Website and app data records
###
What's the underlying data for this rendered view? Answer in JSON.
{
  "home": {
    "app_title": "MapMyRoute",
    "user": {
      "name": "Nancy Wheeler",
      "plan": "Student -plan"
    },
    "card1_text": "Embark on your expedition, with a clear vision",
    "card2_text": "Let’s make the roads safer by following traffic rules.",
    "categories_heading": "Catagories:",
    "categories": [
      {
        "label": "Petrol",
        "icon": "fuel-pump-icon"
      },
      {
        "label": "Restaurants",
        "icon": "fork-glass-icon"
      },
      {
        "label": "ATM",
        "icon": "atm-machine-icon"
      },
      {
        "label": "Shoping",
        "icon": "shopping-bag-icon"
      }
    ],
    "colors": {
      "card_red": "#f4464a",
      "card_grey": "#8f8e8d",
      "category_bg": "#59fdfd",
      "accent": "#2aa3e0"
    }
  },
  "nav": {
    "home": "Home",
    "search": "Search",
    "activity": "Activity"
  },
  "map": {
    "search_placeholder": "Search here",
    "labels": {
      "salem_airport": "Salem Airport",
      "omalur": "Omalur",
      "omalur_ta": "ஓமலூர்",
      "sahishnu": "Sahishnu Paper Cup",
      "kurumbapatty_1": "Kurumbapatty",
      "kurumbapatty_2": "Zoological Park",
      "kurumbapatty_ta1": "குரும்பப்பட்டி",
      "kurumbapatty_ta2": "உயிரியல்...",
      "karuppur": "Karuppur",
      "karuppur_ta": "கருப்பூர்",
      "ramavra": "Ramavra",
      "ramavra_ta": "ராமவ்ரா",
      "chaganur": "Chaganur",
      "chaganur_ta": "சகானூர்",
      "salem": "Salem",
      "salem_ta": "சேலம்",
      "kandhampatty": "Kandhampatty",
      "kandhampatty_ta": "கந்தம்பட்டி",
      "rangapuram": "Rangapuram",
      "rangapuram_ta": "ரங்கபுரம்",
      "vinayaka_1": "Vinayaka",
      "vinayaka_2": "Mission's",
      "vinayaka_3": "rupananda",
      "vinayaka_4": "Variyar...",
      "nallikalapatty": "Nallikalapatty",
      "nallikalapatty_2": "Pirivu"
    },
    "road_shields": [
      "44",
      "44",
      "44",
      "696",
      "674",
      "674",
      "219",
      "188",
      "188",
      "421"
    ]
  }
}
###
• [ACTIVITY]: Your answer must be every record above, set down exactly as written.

• [REPLY TO THE TASK]:
What's the underlying data for this rendered view? Answer in JSON.
{
  "home": {
    "app_title": "MapMyRoute",
    "user": {
      "name": "Nancy Wheeler",
      "plan": "Student -plan"
    },
    "card1_text": "Embark on your expedition, with a clear vision",
    "card2_text": "Let’s make the roads safer by following traffic rules.",
    "categories_heading": "Catagories:",
    "categories": [
      {
        "label": "Petrol",
        "icon": "fuel-pump-icon"
      },
      {
        "label": "Restaurants",
        "icon": "fork-glass-icon"
      },
      {
        "label": "ATM",
        "icon": "atm-machine-icon"
      },
      {
        "label": "Shoping",
        "icon": "shopping-bag-icon"
      }
    ],
    "colors": {
      "card_red": "#f4464a",
      "card_grey": "#8f8e8d",
      "category_bg": "#59fdfd",
      "accent": "#2aa3e0"
    }
  },
  "nav": {
    "home": "Home",
    "search": "Search",
    "activity": "Activity"
  },
  "map": {
    "search_placeholder": "Search here",
    "labels": {
      "salem_airport": "Salem Airport",
      "omalur": "Omalur",
      "omalur_ta": "ஓமலூர்",
      "sahishnu": "Sahishnu Paper Cup",
      "kurumbapatty_1": "Kurumbapatty",
      "kurumbapatty_2": "Zoological Park",
      "kurumbapatty_ta1": "குரும்பப்பட்டி",
      "kurumbapatty_ta2": "உயிரியல்...",
      "karuppur": "Karuppur",
      "karuppur_ta": "கருப்பூர்",
      "ramavra": "Ramavra",
      "ramavra_ta": "ராமவ்ரா",
      "chaganur": "Chaganur",
      "chaganur_ta": "சகானூர்",
      "salem": "Salem",
      "salem_ta": "சேலம்",
      "kandhampatty": "Kandhampatty",
      "kandhampatty_ta": "கந்தம்பட்டி",
      "rangapuram": "Rangapuram",
      "rangapuram_ta": "ரங்கபுரம்",
      "vinayaka_1": "Vinayaka",
      "vinayaka_2": "Mission's",
      "vinayaka_3": "rupananda",
      "vinayaka_4": "Variyar...",
      "nallikalapatty": "Nallikalapatty",
      "nallikalapatty_2": "Pirivu"
    },
    "road_shields": [
      "44",
      "44",
      "44",
      "696",
      "674",
      "674",
      "219",
      "188",
      "188",
      "421"
    ]
  }
}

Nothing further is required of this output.